This photo shows a close-up of the flower of alpine mitrewort as seen in a riparian along forest road #4030 on the northern slopes of Mt. Misery in the Umatilla N.F. of southeastern Oregon..........July 7, 2008. Note that the stamens are opposite the petals.
Alpine mitrewort is a perennial with several leafless stems arising from 15-35 cm above several basal leaves. The stems are either entirely bare or may have 1-2 bracts or very reduced leaves. The herbage ranges from entirely smooth to glandular-hairy. The leaf blades are ovate heart-shaped with 5-9 very shallow and indistinct lobes. The leaf petioles are up to twice as long as the leaf blades, which are 2-5 cm wide.
The inflorescence is a raceme of 6-25 flowers (The flowers may occasionally be found as a panicle.). The calyx is a wide saucer from 3-4 mm wide. The calyx lobes are triangular and either spreading or recurved. The green petals are 2-3 mm long and linear with 8 (4-10) fringed lobes spreading to each side of the petal. The 5 stamens are opposite the petals which is different from most of the other northwest mitreworts, which have the stamens opposite the calyx lobes.
Five-stamened mitrewort may be found in moist mountain meadows and in most woods, especially near streams, springs, and bogs.
Five-stamened mitrewort may be found from Alaska south along the coast to northern California and then into the Sierra Nevada. To the east, it may be found to Alberta and south in the Rocky Mts. to Colorado. It may also be found in the Wallowa Mts. of northeastern Oregon.

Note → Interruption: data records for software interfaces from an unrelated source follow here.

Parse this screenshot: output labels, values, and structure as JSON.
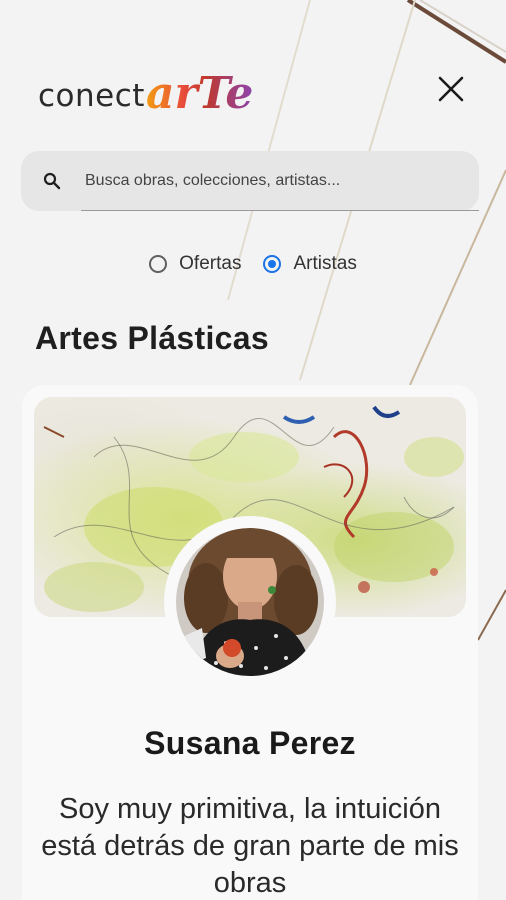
{
  "header": {
    "logo_prefix": "conect",
    "logo_accent": "arTe",
    "close_icon": "close-icon"
  },
  "search": {
    "placeholder": "Busca obras, colecciones, artistas...",
    "value": "",
    "icon": "search-icon"
  },
  "filter": {
    "options": [
      {
        "label": "Ofertas",
        "selected": false
      },
      {
        "label": "Artistas",
        "selected": true
      }
    ]
  },
  "section": {
    "title": "Artes Plásticas"
  },
  "artist_card": {
    "name": "Susana Perez",
    "bio": "Soy muy primitiva, la intuición está detrás de gran parte de mis obras"
  },
  "colors": {
    "accent": "#1a73e8",
    "logo_gradient": [
      "#f39c12",
      "#e74c3c",
      "#8e44ad"
    ],
    "background": "#f3f3f3",
    "card": "#f9f9f9"
  }
}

Alpine mitrewort seen along the South Tieton Trail #1120 crossing of Long Creek in Conrad Meadows, Wenatchee National Forest..........June 27, 2013.